Bail bonds have the power to get people of out of jail, but, in another dimension of thought, they can also get people into trouble and in jail. What we mean is illegal bail bond soliciting.
Take for example, Leonard Jimmy Ramirez, a former LAPD jail employee. He is accused of selling inmate information to a bail bond company in Van Nuys, California. The bail bond company, who now has this confidential information, will then reach out to the inmates’ friends and family to sell their services and begin bail bond contracts. This illegal process is formally known as “bail capping.” Within this, bribery and leaking of confidential information occurs.
Both Ramirez and the owners of the bail bond company are charged with felonies; Ramirez faces up to almost 5 years in state prison while the bail bond owners face up to 3, if convicted.
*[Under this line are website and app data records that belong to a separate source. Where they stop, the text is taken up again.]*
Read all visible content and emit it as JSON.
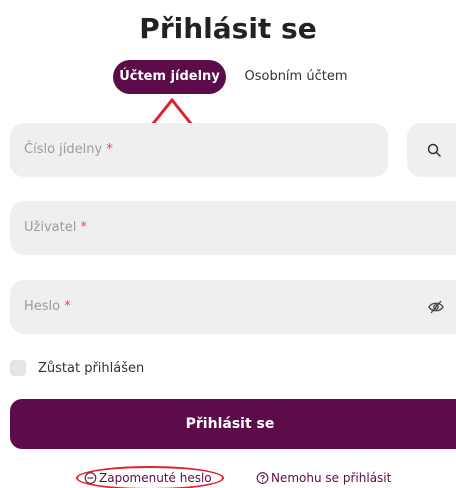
{
  "page": {
    "title": "Přihlásit se"
  },
  "tabs": [
    {
      "label": "Účtem jídelny",
      "active": true
    },
    {
      "label": "Osobním účtem",
      "active": false
    }
  ],
  "fields": {
    "canteen_number": {
      "placeholder": "Číslo jídelny",
      "required_mark": "*"
    },
    "user": {
      "placeholder": "Uživatel",
      "required_mark": "*"
    },
    "password": {
      "placeholder": "Heslo",
      "required_mark": "*"
    }
  },
  "remember": {
    "label": "Zůstat přihlášen",
    "checked": false
  },
  "submit": {
    "label": "Přihlásit se"
  },
  "links": {
    "forgot": "Zapomenuté heslo",
    "cant_login": "Nemohu se přihlásit"
  },
  "icons": {
    "search": "search-icon",
    "password_visibility": "eye-off-icon",
    "forgot": "unlink-icon",
    "help": "help-circle-icon"
  },
  "colors": {
    "accent": "#5d0c4a",
    "field_bg": "#f0efef",
    "required": "#e74a4a",
    "annotation": "#e0222a"
  }
}
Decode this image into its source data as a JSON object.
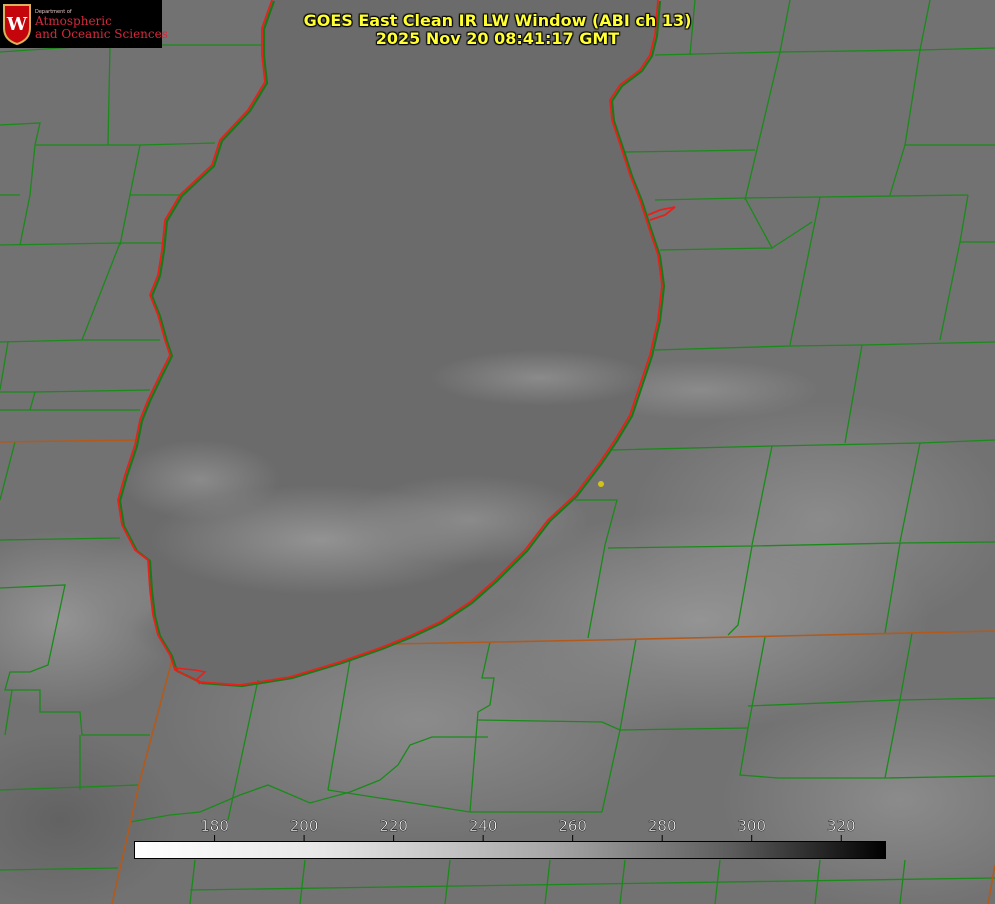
{
  "logo": {
    "department": "Department of",
    "line1": "Atmospheric",
    "line2": "and Oceanic Sciences",
    "crest_letter": "W",
    "crest_color": "#c5050c"
  },
  "title": {
    "line1": "GOES East Clean IR LW Window (ABI ch 13)",
    "line2": "2025 Nov 20 08:41:17 GMT"
  },
  "colorbar": {
    "min": 162,
    "max": 330,
    "ticks": [
      "180",
      "200",
      "220",
      "240",
      "260",
      "280",
      "300",
      "320"
    ]
  },
  "colors": {
    "coastline": "#e8201c",
    "county_lines": "#1a8a1a",
    "state_lines": "#b25a1c",
    "title_text": "#ffff33",
    "city_marker": "#d4c21a"
  }
}
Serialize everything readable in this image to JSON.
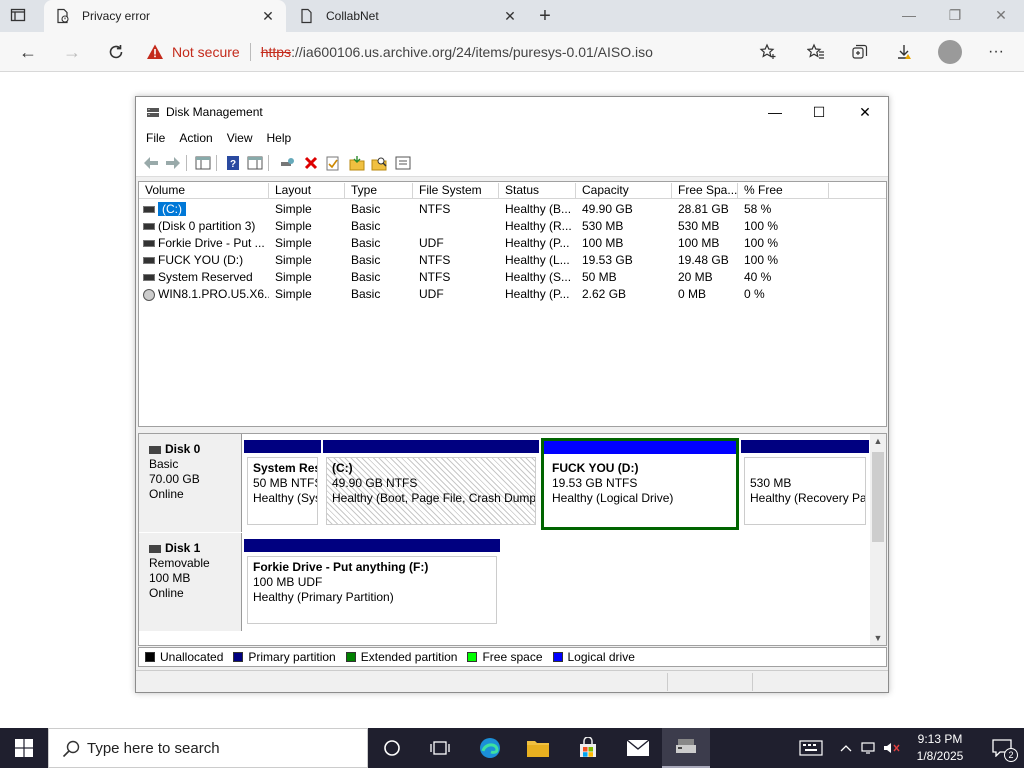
{
  "browser": {
    "tabs": [
      {
        "title": "Privacy error",
        "close": "✕"
      },
      {
        "title": "CollabNet",
        "close": "✕"
      }
    ],
    "new_tab": "+",
    "url_warning": "Not secure",
    "url_scheme": "https",
    "url_rest": "://ia600106.us.archive.org/24/items/puresys-0.01/AISO.iso",
    "window_controls": {
      "minimize": "—",
      "maximize": "❐",
      "close": "✕"
    }
  },
  "dm": {
    "title": "Disk Management",
    "controls": {
      "minimize": "—",
      "maximize": "☐",
      "close": "✕"
    },
    "menu": [
      "File",
      "Action",
      "View",
      "Help"
    ],
    "columns": [
      "Volume",
      "Layout",
      "Type",
      "File System",
      "Status",
      "Capacity",
      "Free Spa...",
      "% Free"
    ],
    "volumes": [
      {
        "volume": "(C:)",
        "layout": "Simple",
        "type": "Basic",
        "fs": "NTFS",
        "status": "Healthy (B...",
        "capacity": "49.90 GB",
        "free": "28.81 GB",
        "pct": "58 %"
      },
      {
        "volume": "(Disk 0 partition 3)",
        "layout": "Simple",
        "type": "Basic",
        "fs": "",
        "status": "Healthy (R...",
        "capacity": "530 MB",
        "free": "530 MB",
        "pct": "100 %"
      },
      {
        "volume": "Forkie Drive - Put ...",
        "layout": "Simple",
        "type": "Basic",
        "fs": "UDF",
        "status": "Healthy (P...",
        "capacity": "100 MB",
        "free": "100 MB",
        "pct": "100 %"
      },
      {
        "volume": "FUCK YOU (D:)",
        "layout": "Simple",
        "type": "Basic",
        "fs": "NTFS",
        "status": "Healthy (L...",
        "capacity": "19.53 GB",
        "free": "19.48 GB",
        "pct": "100 %"
      },
      {
        "volume": "System Reserved",
        "layout": "Simple",
        "type": "Basic",
        "fs": "NTFS",
        "status": "Healthy (S...",
        "capacity": "50 MB",
        "free": "20 MB",
        "pct": "40 %"
      },
      {
        "volume": "WIN8.1.PRO.U5.X6...",
        "layout": "Simple",
        "type": "Basic",
        "fs": "UDF",
        "status": "Healthy (P...",
        "capacity": "2.62 GB",
        "free": "0 MB",
        "pct": "0 %"
      }
    ],
    "disks": [
      {
        "name": "Disk 0",
        "kind": "Basic",
        "size": "70.00 GB",
        "state": "Online",
        "partitions": [
          {
            "name": "System Res",
            "size": "50 MB NTFS",
            "status": "Healthy (Sys"
          },
          {
            "name": "(C:)",
            "size": "49.90 GB NTFS",
            "status": "Healthy (Boot, Page File, Crash Dump,"
          },
          {
            "name": "FUCK YOU  (D:)",
            "size": "19.53 GB NTFS",
            "status": "Healthy (Logical Drive)"
          },
          {
            "name": "",
            "size": "530 MB",
            "status": "Healthy (Recovery Pa"
          }
        ]
      },
      {
        "name": "Disk 1",
        "kind": "Removable",
        "size": "100 MB",
        "state": "Online",
        "partitions": [
          {
            "name": "Forkie Drive - Put anything  (F:)",
            "size": "100 MB UDF",
            "status": "Healthy (Primary Partition)"
          }
        ]
      }
    ],
    "legend": [
      {
        "label": "Unallocated",
        "color": "#000000"
      },
      {
        "label": "Primary partition",
        "color": "#000080"
      },
      {
        "label": "Extended partition",
        "color": "#008000"
      },
      {
        "label": "Free space",
        "color": "#00ff00"
      },
      {
        "label": "Logical drive",
        "color": "#0000ff"
      }
    ]
  },
  "taskbar": {
    "search_placeholder": "Type here to search",
    "time": "9:13 PM",
    "date": "1/8/2025",
    "notifications": "2"
  }
}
So, this is what we mean when we say that bail bonds can land someone in jail too. Bail bond companies cannot bribe existing clients to refer their services to fellow arrestees. They also cannot bribe others to steal confidential information of arrestees. This affects the reliability and honesty of the bail bond company.